With nearly half a million registered members, the American Independent Party is bigger than all of California’s other minor parties combined. The ultraconservative party’s platform opposes abortion rights and same sex marriage, and calls for building a fence along the entire United States border…

But a Times investigation has found that a majority of its members have registered with the party in error.

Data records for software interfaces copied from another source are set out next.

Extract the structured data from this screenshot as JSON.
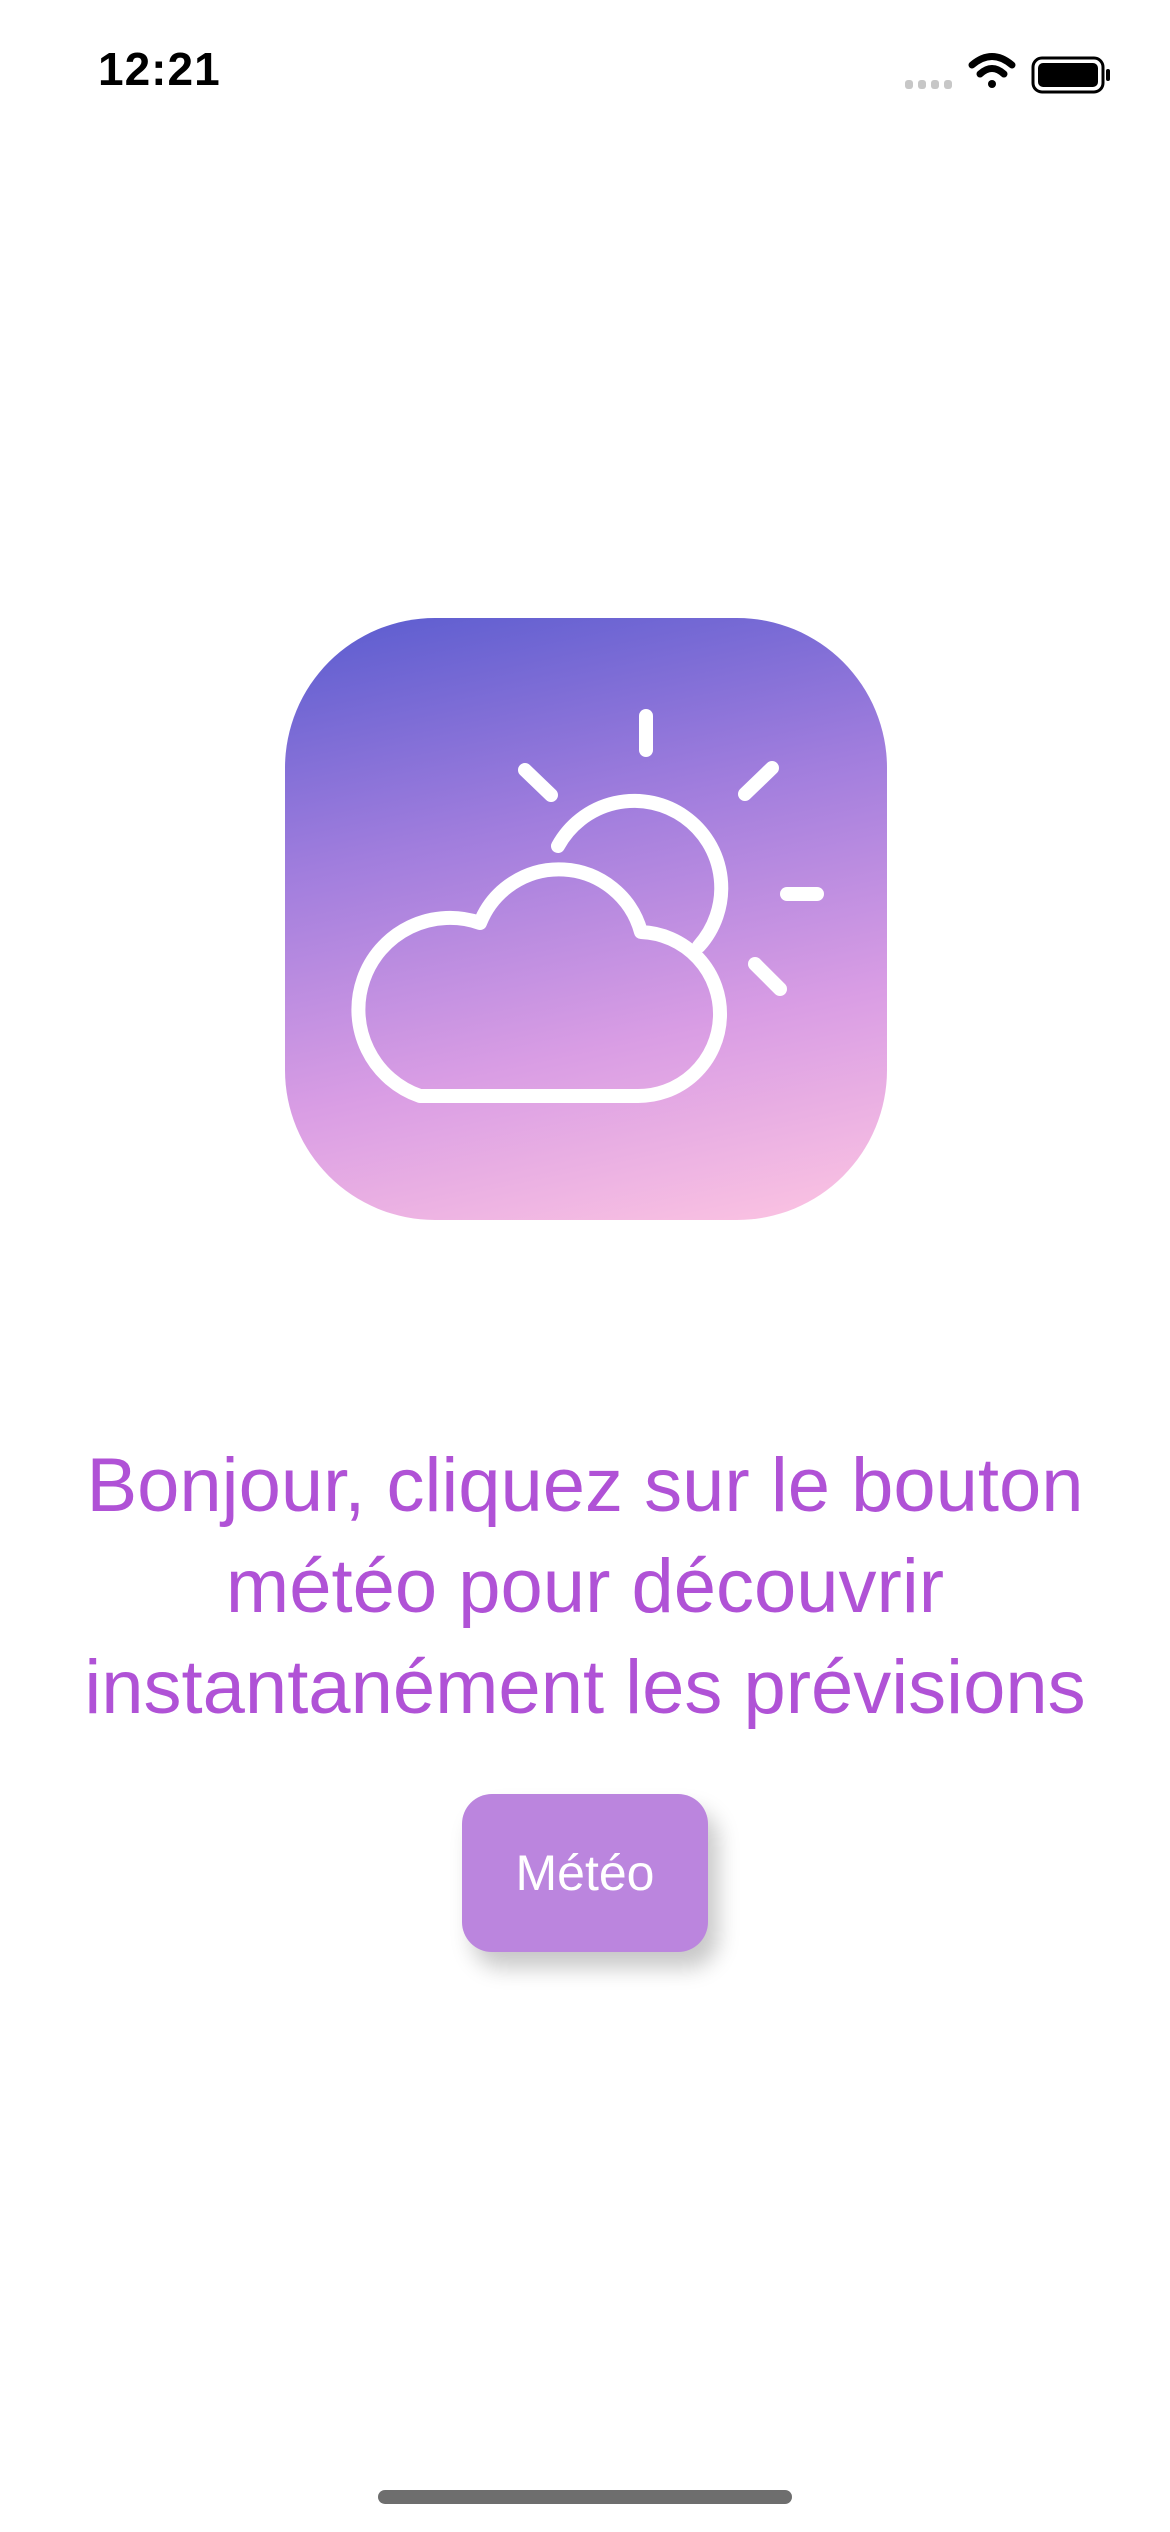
{
  "status_bar": {
    "time": "12:21",
    "icons": [
      "cellular-signal-icon",
      "wifi-icon",
      "battery-icon"
    ]
  },
  "app_icon": {
    "icon": "partly-cloudy-icon",
    "gradient": [
      "#5a5ccf",
      "#a07ddd",
      "#d99de4",
      "#fdc5e2"
    ]
  },
  "main": {
    "message_lines": [
      "Bonjour, cliquez sur le bouton",
      "météo pour découvrir",
      "instantanément les prévisions"
    ],
    "button_label": "Météo"
  },
  "colors": {
    "text_accent": "#b052d6",
    "button_bg": "#bb85de",
    "button_text": "#ffffff"
  }
}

Nearly three in four people did not realize they had joined the party…

What went wrong?  Voters treated their party registration forms about as seriously as any other survey:

Voters from all walks of life were confused by the use of the word “independent” in the party’s name, according to The Times analysis.

Residents of rural and urban communities, students and business owners and top Hollywood celebrities with known Democratic leanings — including Sugar Ray Leonard, Demi Moore and Emma Stone — were among those who believed they were declaring that they preferred no party affiliation when they checked the box for the American Independent Party.


Of the 500 AIP voters surveyed by a bipartisan team of pollsters, fewer than 4% could correctly identify their own registration as a member of the American Independent Party.

Since each voter is just a grain of sand on the beach of politics, they can overlook their error indefinitely.

How is this different from product confusion on, say, Amazon?  Two big ways.  First, customers have an incentive to check their work, because ordering the wrong product is selfishly costly.  Second, customers can easily check their work, because they directly experience their purchase once it arrives in the mail.  When voters face the choice to go AIP, in contrast, they have no selfish incentive to review their order.  And since each voter is just a grain of sand on the beach of politics, they can overlook their error indefinitely – or at least until the LA Times comes calling.

P.S. The AIP registration expose also neatly illustrates the principle that rare survey answers tend to be even rarer than they look.  If a survey found 2% of Americans favored abolishing the minimum wage, for example, we should suspect that many of those who said “abolish” misunderstood the question or misspoke.

Republished from EconLog.

  • Bryan Caplan is a professor of economics at George Mason University, research fellow at the Mercatus Center, adjunct scholar at the Cato Institute, and blogger for EconLog. He is a member of the FEE Faculty Network.